I want to see Amber Heard go all–Joe Pesci and ask: “Do I entertain you?” And America’s answer would be: Not when we had to pay to see you in the movie theater, but this free stuff is great!
…Most of the reporting on these memes has placed the blame for their sensationalist tone squarely on the evolution of fandom content creation. But recall that the white supremacist alt-right movement has a long history of memeifying everything they want to normalize and legitimize, and keep in the forefront of your mind that the alt-right latched onto this case as its bulwark long before fandom and the internet at large did. By now, after years of political disinformation campaigns, we’re used to social media’s natural ability to contort reality. Rarely, however, has it bent this far, this rapidly, for this many people, in service of something this vile.
In contrast, recall the superbly responsible job the mainstream media has done over the last two years in reporting on the Mostly Peaceful Protests and Racial Reckoning at a cost in incremental dead bodies of not that far into five figures and counting.
… What we’re witnessing here are the dramatically compounded effects of internet researcher Alice Marwick’s theory of morally motivated networked harassment, which holds that a group of social media users can justify any amount of abuse directed at a target if they feel their cause is morally right.
This is, of course, totally different from what happened to all those Karens, like the Central Park Karen (did she ever get another job?), who deserved everything they had coming to them. You see, Amber Heard is on the Good Team, not the Bad Team.

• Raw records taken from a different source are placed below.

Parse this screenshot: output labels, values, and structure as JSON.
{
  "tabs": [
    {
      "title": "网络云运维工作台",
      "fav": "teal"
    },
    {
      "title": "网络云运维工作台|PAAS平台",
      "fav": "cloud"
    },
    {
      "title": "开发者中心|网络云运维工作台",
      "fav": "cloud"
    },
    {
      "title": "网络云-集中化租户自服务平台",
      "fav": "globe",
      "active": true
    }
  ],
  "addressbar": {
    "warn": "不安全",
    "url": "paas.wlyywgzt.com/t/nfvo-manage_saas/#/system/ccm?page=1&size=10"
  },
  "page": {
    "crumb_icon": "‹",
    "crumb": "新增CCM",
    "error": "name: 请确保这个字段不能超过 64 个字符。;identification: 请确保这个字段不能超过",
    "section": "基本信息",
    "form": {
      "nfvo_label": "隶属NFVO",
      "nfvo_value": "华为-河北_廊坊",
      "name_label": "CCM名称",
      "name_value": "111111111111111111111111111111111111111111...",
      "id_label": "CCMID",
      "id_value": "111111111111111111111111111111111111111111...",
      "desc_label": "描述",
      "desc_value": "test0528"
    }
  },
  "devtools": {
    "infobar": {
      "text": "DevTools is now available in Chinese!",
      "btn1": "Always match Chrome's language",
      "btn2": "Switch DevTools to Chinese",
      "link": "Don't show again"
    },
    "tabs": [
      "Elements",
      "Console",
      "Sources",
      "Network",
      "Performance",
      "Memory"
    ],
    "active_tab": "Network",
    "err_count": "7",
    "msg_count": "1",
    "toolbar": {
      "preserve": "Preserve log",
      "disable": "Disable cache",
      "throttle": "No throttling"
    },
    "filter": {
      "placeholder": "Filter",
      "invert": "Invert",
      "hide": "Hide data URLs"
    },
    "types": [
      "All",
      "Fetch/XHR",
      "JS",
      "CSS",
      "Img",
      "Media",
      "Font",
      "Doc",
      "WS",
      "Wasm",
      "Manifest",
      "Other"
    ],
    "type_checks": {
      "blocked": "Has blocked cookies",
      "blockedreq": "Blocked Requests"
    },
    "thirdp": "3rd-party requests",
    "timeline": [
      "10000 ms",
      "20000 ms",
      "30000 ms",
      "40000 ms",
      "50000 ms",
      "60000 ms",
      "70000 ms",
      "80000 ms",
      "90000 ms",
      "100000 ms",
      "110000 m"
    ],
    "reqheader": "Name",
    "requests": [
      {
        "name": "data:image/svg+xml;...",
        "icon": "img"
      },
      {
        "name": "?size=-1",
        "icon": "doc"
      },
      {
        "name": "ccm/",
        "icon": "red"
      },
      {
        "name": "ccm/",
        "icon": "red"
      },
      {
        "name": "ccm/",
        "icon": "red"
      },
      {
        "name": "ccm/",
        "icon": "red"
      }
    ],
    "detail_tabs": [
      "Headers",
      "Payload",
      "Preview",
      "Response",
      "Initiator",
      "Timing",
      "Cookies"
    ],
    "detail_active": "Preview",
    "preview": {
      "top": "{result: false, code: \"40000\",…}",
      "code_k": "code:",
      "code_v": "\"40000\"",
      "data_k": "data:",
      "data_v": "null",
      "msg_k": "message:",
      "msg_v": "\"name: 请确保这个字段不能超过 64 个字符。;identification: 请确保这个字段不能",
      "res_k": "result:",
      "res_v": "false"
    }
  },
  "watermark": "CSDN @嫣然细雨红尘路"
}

How do we know? We can just tell.
… The Depp-Heard trial has refined the Gamergate playbook in a way that will haunt us for years to come. It has proven to extremists that if you rally around the right beloved public figure or institution, blanket them in a protective sphere of outrage and misinformation, and weaponize fandom culture — already so prone to ideological radicalization and irrational groupthink — you can successfully push whatever media narrative you want into the mainstream.

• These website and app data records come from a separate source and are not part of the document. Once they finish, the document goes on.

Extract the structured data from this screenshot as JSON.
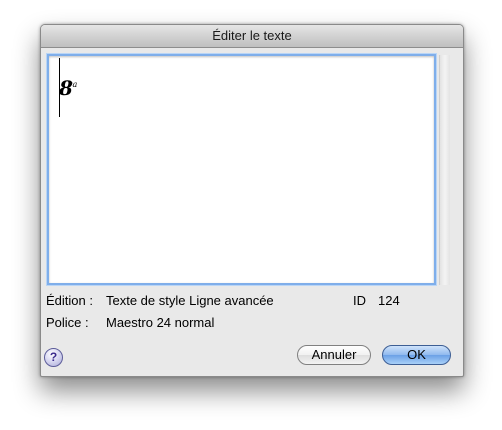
{
  "dialog": {
    "title": "Éditer le texte"
  },
  "editor": {
    "symbol_main": "8",
    "symbol_sup": "va"
  },
  "info": {
    "edition_label": "Édition :",
    "edition_value": "Texte de style Ligne avancée",
    "id_label": "ID",
    "id_value": "124",
    "police_label": "Police :",
    "police_value": "Maestro 24 normal"
  },
  "buttons": {
    "help_label": "?",
    "cancel_label": "Annuler",
    "ok_label": "OK"
  },
  "colors": {
    "focus_ring": "#7faeea",
    "default_button": "#6ba0e6",
    "window_bg": "#e9e9e9"
  }
}
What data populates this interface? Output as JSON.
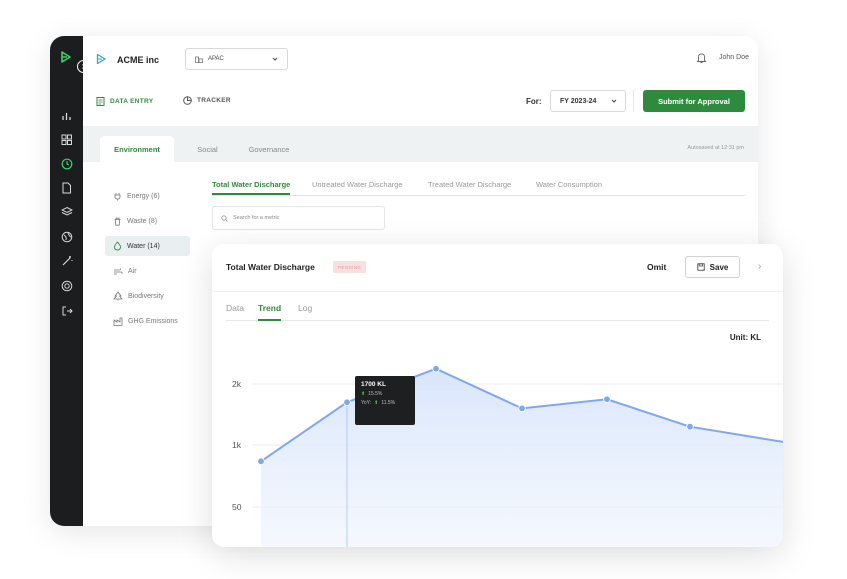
{
  "app": {
    "brand_name": "ACME inc"
  },
  "topbar": {
    "region": "APAC",
    "user_name": "John Doe"
  },
  "subbar": {
    "data_entry_label": "DATA ENTRY",
    "tracker_label": "TRACKER",
    "for_label": "For:",
    "fiscal_year": "FY 2023-24",
    "submit_label": "Submit for Approval"
  },
  "tabs": {
    "items": [
      "Environment",
      "Social",
      "Governance"
    ],
    "active": "Environment",
    "autosave": "Autosaved at 12:31 pm"
  },
  "categories": [
    {
      "label": "Energy (6)",
      "icon": "plug-icon"
    },
    {
      "label": "Waste (8)",
      "icon": "trash-icon"
    },
    {
      "label": "Water (14)",
      "icon": "water-drop-icon",
      "active": true
    },
    {
      "label": "Air",
      "icon": "wind-icon"
    },
    {
      "label": "Biodiversity",
      "icon": "tree-icon"
    },
    {
      "label": "GHG Emissions",
      "icon": "factory-icon"
    }
  ],
  "subtabs": {
    "items": [
      "Total Water Discharge",
      "Untreated Water Discharge",
      "Treated Water Discharge",
      "Water Consumption"
    ],
    "active": "Total Water Discharge"
  },
  "search": {
    "placeholder": "Search for a metric"
  },
  "card": {
    "title": "Total Water Discharge",
    "status": "PENDING",
    "omit_label": "Omit",
    "save_label": "Save",
    "view_tabs": [
      "Data",
      "Trend",
      "Log"
    ],
    "active_view": "Trend",
    "unit_label": "Unit: KL"
  },
  "tooltip": {
    "value": "1700 KL",
    "change": "15.5%",
    "yoy_label": "YoY:",
    "yoy_change": "11.5%"
  },
  "colors": {
    "accent_green": "#2e8b3e",
    "line_blue": "#7ea7ef",
    "area_blue": "#dbe7fb",
    "sidebar_dark": "#1b1d1f",
    "pending_bg": "#f8dfe0"
  },
  "chart_data": {
    "type": "area",
    "y_tick_labels": [
      "2k",
      "1k",
      "50"
    ],
    "y_tick_values": [
      2000,
      1000,
      50
    ],
    "x": [
      1,
      2,
      3,
      4,
      5,
      6,
      7
    ],
    "series": [
      {
        "values": [
          750,
          1700,
          2250,
          1600,
          1750,
          1300,
          1050
        ]
      }
    ],
    "highlight_index": 1,
    "grid": true
  }
}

In contrast to the prestige press, which only picks out carefully vetted heroes to promote, like George Floyd.